Roeland Park discusses solar-ready ordinance, solar voltaic system installation at public facilities

The new, 85-page Climate Action KC Plan outlines a number of ways cities and other organizations can help the Kansas City region get greenhouse gas emissions to net zero by 2050. One way is to diversify energy generation by making solar energy more accessible to residents through policies. File photo.

The Roeland Park city council on Monday evening discussed two items related to solar energy: a solar-ready ordinance and pursuing the installation of solar voltaic energy systems at public facilities.

Solar energy is on the rise in northeast Johnson County, with less restrictions on residential solar panel arrays and the inclusion of solar panel arrays at public buildings, such as the plans to include an array at the new Prairie Village public works facility. Although the city council didn’t take any action on either item on Monday, the discussion around both items will move forward as a result of the meeting.


The solar-ready ordinance the city council discussed would require new construction projects — including residential and commercial — to be designed with a roof and electrical system to be ready for a solar panel array if the owner chooses to take that route. The ordinance would not require a solar panel array to be included in construction.

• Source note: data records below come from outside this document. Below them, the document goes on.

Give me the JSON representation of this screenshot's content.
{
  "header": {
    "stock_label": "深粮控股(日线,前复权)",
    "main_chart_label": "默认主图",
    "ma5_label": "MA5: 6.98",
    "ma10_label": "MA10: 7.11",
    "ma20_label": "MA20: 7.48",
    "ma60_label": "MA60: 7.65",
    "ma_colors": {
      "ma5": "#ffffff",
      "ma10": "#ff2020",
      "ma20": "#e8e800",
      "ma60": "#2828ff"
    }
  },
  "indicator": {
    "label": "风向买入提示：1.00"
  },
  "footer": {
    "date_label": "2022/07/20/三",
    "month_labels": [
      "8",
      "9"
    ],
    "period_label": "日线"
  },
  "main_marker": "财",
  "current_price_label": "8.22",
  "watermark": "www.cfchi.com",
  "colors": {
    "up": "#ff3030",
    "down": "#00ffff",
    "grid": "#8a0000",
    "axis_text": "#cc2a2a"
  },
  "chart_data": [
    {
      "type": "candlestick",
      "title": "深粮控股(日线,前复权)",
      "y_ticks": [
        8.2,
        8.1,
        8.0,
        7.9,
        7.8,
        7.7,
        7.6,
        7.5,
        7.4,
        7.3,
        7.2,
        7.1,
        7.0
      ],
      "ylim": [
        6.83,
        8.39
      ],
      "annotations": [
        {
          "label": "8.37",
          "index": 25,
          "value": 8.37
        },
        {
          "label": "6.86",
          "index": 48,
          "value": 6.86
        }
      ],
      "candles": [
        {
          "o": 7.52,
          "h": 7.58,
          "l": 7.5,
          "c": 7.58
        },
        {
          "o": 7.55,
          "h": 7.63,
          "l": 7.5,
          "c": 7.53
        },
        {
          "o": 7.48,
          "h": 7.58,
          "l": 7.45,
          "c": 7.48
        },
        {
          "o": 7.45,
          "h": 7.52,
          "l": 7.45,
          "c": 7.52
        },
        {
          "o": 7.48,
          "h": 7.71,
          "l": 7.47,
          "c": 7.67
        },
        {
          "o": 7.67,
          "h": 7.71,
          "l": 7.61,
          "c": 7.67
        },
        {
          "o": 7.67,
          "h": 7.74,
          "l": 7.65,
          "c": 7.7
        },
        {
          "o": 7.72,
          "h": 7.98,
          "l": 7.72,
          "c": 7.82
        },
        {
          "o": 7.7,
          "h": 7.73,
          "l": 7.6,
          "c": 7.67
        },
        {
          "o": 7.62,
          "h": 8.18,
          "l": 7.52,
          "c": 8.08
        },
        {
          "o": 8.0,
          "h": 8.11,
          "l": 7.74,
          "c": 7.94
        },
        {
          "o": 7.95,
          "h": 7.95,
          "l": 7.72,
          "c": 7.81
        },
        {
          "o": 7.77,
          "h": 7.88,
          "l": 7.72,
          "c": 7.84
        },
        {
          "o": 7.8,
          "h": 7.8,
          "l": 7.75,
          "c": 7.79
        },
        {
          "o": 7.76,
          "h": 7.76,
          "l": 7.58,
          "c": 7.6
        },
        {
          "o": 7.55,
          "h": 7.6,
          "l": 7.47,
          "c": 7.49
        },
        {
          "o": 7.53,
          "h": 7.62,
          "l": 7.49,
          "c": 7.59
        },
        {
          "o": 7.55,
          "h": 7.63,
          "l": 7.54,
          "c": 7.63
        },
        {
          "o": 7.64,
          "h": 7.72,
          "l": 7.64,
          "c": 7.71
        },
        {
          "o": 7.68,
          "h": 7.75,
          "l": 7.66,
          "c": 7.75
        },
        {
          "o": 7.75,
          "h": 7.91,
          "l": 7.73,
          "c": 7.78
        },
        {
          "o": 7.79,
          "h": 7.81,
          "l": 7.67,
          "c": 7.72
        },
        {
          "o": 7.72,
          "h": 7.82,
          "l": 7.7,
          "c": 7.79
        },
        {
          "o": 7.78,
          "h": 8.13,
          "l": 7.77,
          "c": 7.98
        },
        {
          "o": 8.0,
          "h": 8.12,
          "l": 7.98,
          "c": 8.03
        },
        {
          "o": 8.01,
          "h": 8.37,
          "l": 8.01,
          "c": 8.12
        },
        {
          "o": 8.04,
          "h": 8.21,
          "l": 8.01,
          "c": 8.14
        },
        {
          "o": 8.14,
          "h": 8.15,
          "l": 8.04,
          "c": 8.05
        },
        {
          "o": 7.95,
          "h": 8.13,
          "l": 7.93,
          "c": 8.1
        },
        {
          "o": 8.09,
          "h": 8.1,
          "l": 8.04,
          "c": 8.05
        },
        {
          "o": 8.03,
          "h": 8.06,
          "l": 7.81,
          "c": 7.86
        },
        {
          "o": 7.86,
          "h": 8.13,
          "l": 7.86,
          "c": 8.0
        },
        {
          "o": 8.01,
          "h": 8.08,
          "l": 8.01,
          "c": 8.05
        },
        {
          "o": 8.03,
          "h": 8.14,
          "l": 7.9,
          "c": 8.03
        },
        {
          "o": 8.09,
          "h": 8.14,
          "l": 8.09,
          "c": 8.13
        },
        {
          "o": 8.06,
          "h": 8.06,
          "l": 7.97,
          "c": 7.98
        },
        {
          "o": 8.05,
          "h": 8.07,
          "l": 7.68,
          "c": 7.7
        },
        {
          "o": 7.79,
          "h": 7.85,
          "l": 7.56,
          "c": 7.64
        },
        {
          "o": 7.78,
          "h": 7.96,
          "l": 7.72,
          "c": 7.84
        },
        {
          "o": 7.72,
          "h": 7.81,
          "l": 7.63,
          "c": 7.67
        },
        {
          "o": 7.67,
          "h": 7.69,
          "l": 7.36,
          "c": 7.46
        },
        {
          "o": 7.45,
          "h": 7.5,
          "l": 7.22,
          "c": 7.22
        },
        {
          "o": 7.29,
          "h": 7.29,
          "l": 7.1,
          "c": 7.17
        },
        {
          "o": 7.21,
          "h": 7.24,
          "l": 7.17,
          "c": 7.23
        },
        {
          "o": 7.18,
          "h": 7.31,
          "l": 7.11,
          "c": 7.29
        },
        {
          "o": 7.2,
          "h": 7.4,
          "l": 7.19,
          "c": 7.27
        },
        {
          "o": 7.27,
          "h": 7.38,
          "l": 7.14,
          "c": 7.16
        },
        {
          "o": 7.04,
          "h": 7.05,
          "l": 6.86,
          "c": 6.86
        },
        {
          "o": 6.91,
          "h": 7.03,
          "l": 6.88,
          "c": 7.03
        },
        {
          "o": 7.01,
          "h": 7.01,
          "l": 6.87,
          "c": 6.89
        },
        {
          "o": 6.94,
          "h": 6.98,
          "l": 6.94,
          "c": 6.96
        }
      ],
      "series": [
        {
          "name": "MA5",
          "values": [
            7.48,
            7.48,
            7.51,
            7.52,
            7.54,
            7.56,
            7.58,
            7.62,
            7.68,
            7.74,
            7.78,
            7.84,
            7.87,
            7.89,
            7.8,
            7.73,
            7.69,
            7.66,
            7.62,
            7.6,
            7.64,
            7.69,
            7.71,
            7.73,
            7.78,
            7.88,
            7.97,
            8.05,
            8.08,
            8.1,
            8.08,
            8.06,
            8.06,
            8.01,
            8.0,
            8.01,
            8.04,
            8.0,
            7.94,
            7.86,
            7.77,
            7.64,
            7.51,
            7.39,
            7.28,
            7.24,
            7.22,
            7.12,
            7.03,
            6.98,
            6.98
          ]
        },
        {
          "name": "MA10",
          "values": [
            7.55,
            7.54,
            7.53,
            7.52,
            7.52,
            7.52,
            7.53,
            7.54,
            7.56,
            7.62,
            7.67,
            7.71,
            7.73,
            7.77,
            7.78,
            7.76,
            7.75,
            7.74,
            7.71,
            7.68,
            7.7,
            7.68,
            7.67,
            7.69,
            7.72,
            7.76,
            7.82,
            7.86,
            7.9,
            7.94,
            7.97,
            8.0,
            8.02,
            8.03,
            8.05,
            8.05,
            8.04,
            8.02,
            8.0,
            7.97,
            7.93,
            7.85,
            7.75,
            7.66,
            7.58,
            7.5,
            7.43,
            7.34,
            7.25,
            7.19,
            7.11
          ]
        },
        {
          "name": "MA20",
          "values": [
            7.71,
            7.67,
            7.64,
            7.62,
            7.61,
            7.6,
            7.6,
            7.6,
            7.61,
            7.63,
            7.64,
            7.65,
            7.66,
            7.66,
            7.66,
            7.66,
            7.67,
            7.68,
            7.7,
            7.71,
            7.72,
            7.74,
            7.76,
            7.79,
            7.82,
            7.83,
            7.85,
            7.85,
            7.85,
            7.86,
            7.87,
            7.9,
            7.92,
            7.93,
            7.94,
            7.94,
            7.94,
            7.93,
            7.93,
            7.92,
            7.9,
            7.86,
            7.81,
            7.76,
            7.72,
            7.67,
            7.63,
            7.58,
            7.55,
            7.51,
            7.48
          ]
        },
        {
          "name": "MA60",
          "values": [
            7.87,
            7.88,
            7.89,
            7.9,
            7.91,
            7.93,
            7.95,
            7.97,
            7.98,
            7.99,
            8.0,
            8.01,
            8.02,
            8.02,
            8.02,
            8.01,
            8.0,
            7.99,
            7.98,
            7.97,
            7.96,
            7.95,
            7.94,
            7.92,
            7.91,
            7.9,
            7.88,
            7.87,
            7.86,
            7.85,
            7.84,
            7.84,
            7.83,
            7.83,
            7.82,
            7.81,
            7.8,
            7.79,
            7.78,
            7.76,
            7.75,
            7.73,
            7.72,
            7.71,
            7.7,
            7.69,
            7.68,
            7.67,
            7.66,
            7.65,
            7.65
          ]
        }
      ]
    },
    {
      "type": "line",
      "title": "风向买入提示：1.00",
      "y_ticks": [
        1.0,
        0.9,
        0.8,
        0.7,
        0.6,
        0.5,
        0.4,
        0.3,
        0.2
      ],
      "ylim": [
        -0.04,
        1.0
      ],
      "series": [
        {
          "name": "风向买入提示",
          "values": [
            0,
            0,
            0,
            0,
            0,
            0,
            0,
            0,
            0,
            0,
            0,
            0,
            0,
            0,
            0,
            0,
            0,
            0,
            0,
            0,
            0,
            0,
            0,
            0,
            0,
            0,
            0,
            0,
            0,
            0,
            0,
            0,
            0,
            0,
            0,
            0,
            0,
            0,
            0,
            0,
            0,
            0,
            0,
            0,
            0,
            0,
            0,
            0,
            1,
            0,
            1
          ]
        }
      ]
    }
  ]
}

Additionally, the ordinance would be solely for new construction, such as a new home or a new office building. Detached garages and sheds would also be subject to the solar-ready ordinance, according to city documents. Mayor Mike Kelly said the solar-ready ordinance could save homeowners approximately $4,000 and commercial building owners approximately $25,000.

Climate Action KC leader and Roeland Park Mayor Mike Kelly said the benefits of both solar energy items go beyond the environment.

“As you all know, I’m passionate about the environment and we’ve made some great progress in the city of Roeland Park,” Kelly said. “But it really goes towards the opportunity to not only reduce or emissions level and improve air quality, but to provide good, new structures in the city of Roeland Park. I believe it would be a good ordinance.”

City Administrator Keith Moody said there aren’t any actual construction costs or additional expenses associated with the ordinance. The city already requires an architectural seal on new construction, and this would require the architect to sign off that the roof is sufficient to support a system in the future.

Councilmember Jim Kelly said he is against the ordinance being enforced for residents until the city further explores universal design, which he said is not required for new construction. The city council agreed to have the city staff put together a proposed ordinance and to discuss it at a future governing body workshop meeting.


In addition to a solar-ready ordinance, the city council discussed pursuing the installation of solar voltaic energy systems at two of the city’s public facilities: city hall and the community center. Moody said the city gathered preliminary information that indicates the two buildings have solar generating potential, and was seeking direction on whether or not to pursue it.

The solar voltaic energy systems would be mounted on parking canopies or the roof at both facilities, according to city documents. The parking areas for both buildings are scheduled for improvement in 2020, and with federal tax incentives in place to allow the city to start saving money immediately, Mayor Kelly said time is of the essence.

“Over the life of the photovoltaic panels, over 20 years savings [are] in the hundreds of thousands of dollars,” Mayor Kelly said. “From a financial resources perspective, we would be doing our residents a disservice by not doing our due diligence with this project.”

Other municipalities such as Shawnee, Lee’s Summit, Liberty and Independence have similar installations, Mayor Kelly said. Jim said he thinks it’s a great idea, but his concern is who would maintain the installations, to which Mayor Kelly said it depends on how its financed. If the city chooses to own the equipment, it’s the city’s responsibility; if the city partners with a company that installs it, that company would take on responsibility.

The city council agreed to move forward with the Request for Proposals process in an effort to explore this further, and get price points from other firms.